**Exercise instructions**
For the word "array", count the lines of the records that hold it, and give only that number.

Excerpts from an interface dataset
+ + + + + + +

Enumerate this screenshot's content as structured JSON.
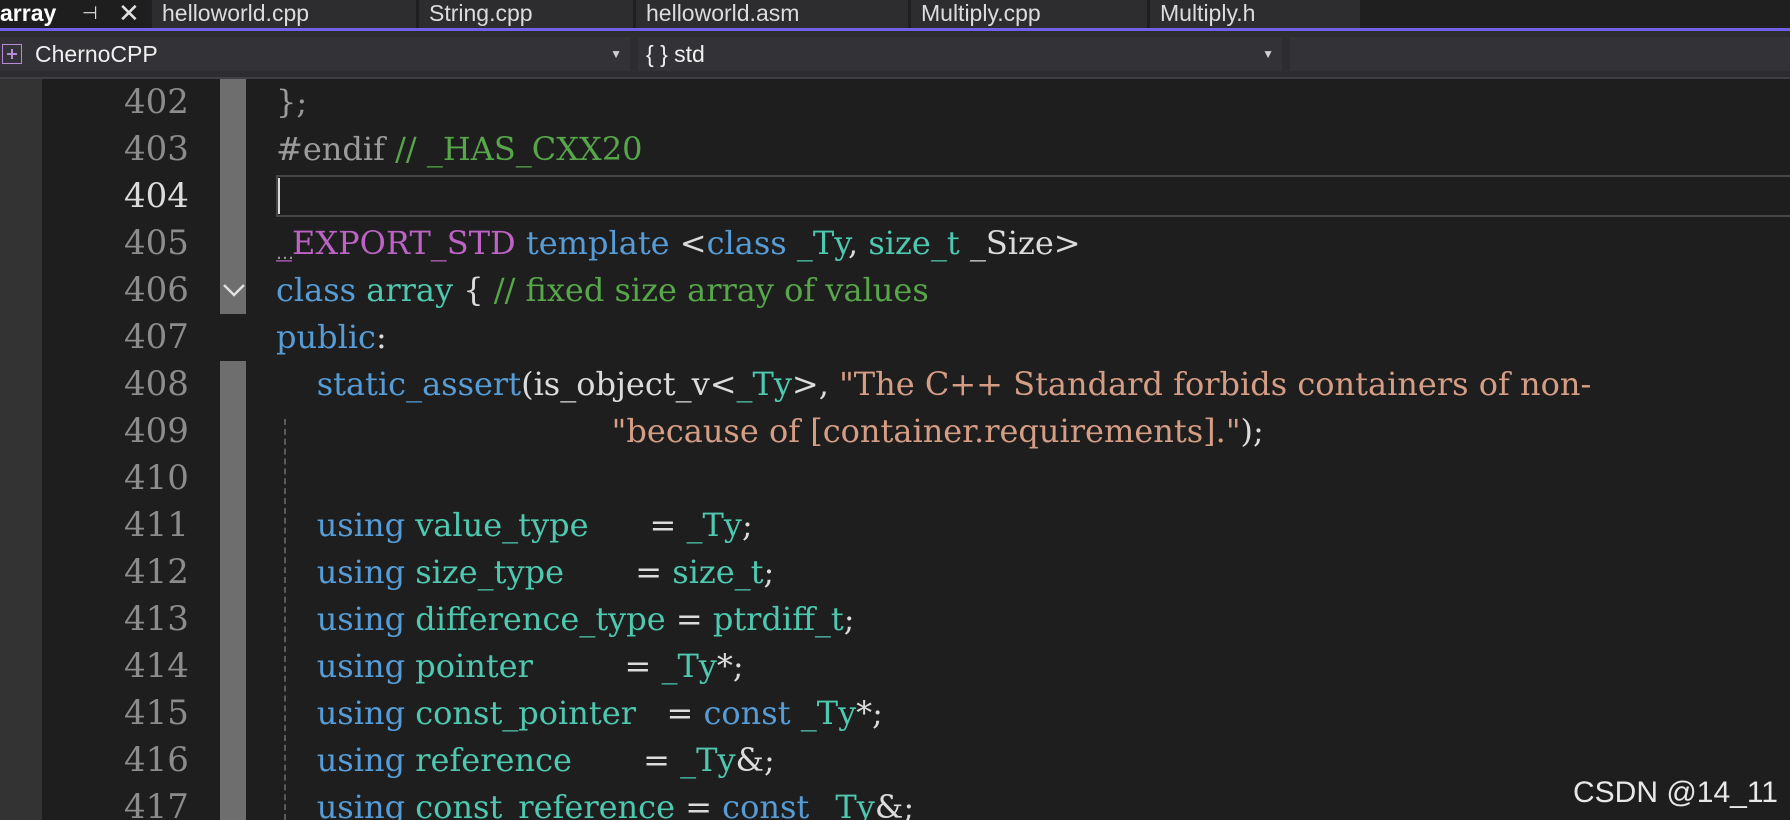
{
  "tabs": [
    {
      "label": "array",
      "active": true,
      "pin_icon": "pin-icon",
      "close_icon": "close-icon"
    },
    {
      "label": "helloworld.cpp"
    },
    {
      "label": "String.cpp"
    },
    {
      "label": "helloworld.asm"
    },
    {
      "label": "Multiply.cpp"
    },
    {
      "label": "Multiply.h"
    }
  ],
  "nav": {
    "project": "ChernoCPP",
    "scope": "{ } std"
  },
  "editor": {
    "current_line": "404",
    "lines": [
      {
        "no": "402",
        "tokens": [
          [
            "pp",
            "};"
          ]
        ]
      },
      {
        "no": "403",
        "tokens": [
          [
            "pp",
            "#endif "
          ],
          [
            "cm",
            "// _HAS_CXX20"
          ]
        ]
      },
      {
        "no": "404",
        "tokens": []
      },
      {
        "no": "405",
        "tokens": [
          [
            "mc",
            "_EXPORT_STD"
          ],
          [
            "pl",
            " "
          ],
          [
            "kw",
            "template"
          ],
          [
            "pl",
            " <"
          ],
          [
            "kw",
            "class"
          ],
          [
            "pl",
            " "
          ],
          [
            "ty",
            "_Ty"
          ],
          [
            "pl",
            ", "
          ],
          [
            "ty",
            "size_t"
          ],
          [
            "pl",
            " _Size>"
          ]
        ]
      },
      {
        "no": "406",
        "tokens": [
          [
            "kw",
            "class"
          ],
          [
            "pl",
            " "
          ],
          [
            "ty",
            "array"
          ],
          [
            "pl",
            " { "
          ],
          [
            "cm",
            "// fixed size array of values"
          ]
        ]
      },
      {
        "no": "407",
        "tokens": [
          [
            "kw",
            "public"
          ],
          [
            "pl",
            ":"
          ]
        ]
      },
      {
        "no": "408",
        "tokens": [
          [
            "pl",
            "    "
          ],
          [
            "kw",
            "static_assert"
          ],
          [
            "pl",
            "(is_object_v<"
          ],
          [
            "ty",
            "_Ty"
          ],
          [
            "pl",
            ">, "
          ],
          [
            "st",
            "\"The C++ Standard forbids containers of non-"
          ]
        ]
      },
      {
        "no": "409",
        "tokens": [
          [
            "pl",
            "                                 "
          ],
          [
            "st",
            "\"because of [container.requirements].\""
          ],
          [
            "pl",
            ");"
          ]
        ]
      },
      {
        "no": "410",
        "tokens": []
      },
      {
        "no": "411",
        "tokens": [
          [
            "pl",
            "    "
          ],
          [
            "kw",
            "using"
          ],
          [
            "pl",
            " "
          ],
          [
            "ty",
            "value_type"
          ],
          [
            "pl",
            "      = "
          ],
          [
            "ty",
            "_Ty"
          ],
          [
            "pl",
            ";"
          ]
        ]
      },
      {
        "no": "412",
        "tokens": [
          [
            "pl",
            "    "
          ],
          [
            "kw",
            "using"
          ],
          [
            "pl",
            " "
          ],
          [
            "ty",
            "size_type"
          ],
          [
            "pl",
            "       = "
          ],
          [
            "ty",
            "size_t"
          ],
          [
            "pl",
            ";"
          ]
        ]
      },
      {
        "no": "413",
        "tokens": [
          [
            "pl",
            "    "
          ],
          [
            "kw",
            "using"
          ],
          [
            "pl",
            " "
          ],
          [
            "ty",
            "difference_type"
          ],
          [
            "pl",
            " = "
          ],
          [
            "ty",
            "ptrdiff_t"
          ],
          [
            "pl",
            ";"
          ]
        ]
      },
      {
        "no": "414",
        "tokens": [
          [
            "pl",
            "    "
          ],
          [
            "kw",
            "using"
          ],
          [
            "pl",
            " "
          ],
          [
            "ty",
            "pointer"
          ],
          [
            "pl",
            "         = "
          ],
          [
            "ty",
            "_Ty"
          ],
          [
            "pl",
            "*;"
          ]
        ]
      },
      {
        "no": "415",
        "tokens": [
          [
            "pl",
            "    "
          ],
          [
            "kw",
            "using"
          ],
          [
            "pl",
            " "
          ],
          [
            "ty",
            "const_pointer"
          ],
          [
            "pl",
            "   = "
          ],
          [
            "kw",
            "const"
          ],
          [
            "pl",
            " "
          ],
          [
            "ty",
            "_Ty"
          ],
          [
            "pl",
            "*;"
          ]
        ]
      },
      {
        "no": "416",
        "tokens": [
          [
            "pl",
            "    "
          ],
          [
            "kw",
            "using"
          ],
          [
            "pl",
            " "
          ],
          [
            "ty",
            "reference"
          ],
          [
            "pl",
            "       = "
          ],
          [
            "ty",
            "_Ty"
          ],
          [
            "pl",
            "&;"
          ]
        ]
      },
      {
        "no": "417",
        "tokens": [
          [
            "pl",
            "    "
          ],
          [
            "kw",
            "using"
          ],
          [
            "pl",
            " "
          ],
          [
            "ty",
            "const_reference"
          ],
          [
            "pl",
            " = "
          ],
          [
            "kw",
            "const"
          ],
          [
            "pl",
            " "
          ],
          [
            "ty",
            "_Ty"
          ],
          [
            "pl",
            "&;"
          ]
        ]
      }
    ]
  },
  "watermark": "CSDN @14_11"
}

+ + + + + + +

**Solution to this task**
3